#### Prompt:
For every line below that includes the word "神宠又给我开挂了", add one; report the final number and nothing else.

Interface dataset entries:
+ + + + +
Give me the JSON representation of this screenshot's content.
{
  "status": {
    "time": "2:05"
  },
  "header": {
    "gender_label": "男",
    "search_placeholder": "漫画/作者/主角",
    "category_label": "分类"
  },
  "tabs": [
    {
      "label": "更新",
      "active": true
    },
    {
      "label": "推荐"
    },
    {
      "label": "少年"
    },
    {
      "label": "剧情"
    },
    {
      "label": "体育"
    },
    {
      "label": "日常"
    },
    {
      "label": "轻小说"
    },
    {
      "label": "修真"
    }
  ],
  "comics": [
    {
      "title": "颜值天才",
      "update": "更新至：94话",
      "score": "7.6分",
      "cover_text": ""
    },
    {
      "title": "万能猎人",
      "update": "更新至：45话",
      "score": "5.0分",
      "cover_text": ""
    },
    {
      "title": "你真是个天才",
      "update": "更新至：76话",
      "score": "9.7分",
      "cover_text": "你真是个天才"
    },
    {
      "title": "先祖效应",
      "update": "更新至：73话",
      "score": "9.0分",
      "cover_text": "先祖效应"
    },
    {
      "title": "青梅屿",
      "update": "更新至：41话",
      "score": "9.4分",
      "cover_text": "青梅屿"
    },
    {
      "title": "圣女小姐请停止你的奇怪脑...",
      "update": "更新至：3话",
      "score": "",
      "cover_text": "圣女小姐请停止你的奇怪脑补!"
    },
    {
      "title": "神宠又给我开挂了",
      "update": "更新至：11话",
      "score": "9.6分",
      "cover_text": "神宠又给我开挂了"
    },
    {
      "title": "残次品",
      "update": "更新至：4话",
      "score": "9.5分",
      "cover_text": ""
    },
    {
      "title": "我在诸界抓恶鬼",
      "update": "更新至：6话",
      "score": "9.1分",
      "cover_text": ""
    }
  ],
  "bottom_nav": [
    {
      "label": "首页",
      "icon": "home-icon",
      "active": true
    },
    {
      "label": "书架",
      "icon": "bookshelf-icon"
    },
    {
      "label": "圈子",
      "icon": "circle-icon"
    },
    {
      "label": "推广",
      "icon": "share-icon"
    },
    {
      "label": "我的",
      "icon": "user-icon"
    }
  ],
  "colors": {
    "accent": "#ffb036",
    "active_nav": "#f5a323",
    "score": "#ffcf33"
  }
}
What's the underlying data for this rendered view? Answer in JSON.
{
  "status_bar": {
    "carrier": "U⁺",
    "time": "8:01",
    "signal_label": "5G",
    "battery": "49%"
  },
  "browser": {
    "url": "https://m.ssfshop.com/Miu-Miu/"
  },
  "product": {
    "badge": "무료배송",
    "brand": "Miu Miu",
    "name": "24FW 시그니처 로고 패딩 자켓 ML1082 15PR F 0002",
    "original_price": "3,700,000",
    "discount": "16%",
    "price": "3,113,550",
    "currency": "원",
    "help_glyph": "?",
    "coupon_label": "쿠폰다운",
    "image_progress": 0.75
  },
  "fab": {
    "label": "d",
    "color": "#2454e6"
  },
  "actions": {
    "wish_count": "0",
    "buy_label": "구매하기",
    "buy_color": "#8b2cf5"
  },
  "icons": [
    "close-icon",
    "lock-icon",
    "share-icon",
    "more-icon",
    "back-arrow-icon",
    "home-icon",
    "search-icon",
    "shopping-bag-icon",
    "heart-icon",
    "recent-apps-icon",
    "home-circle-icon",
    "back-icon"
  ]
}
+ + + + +
#### Worked solution:
2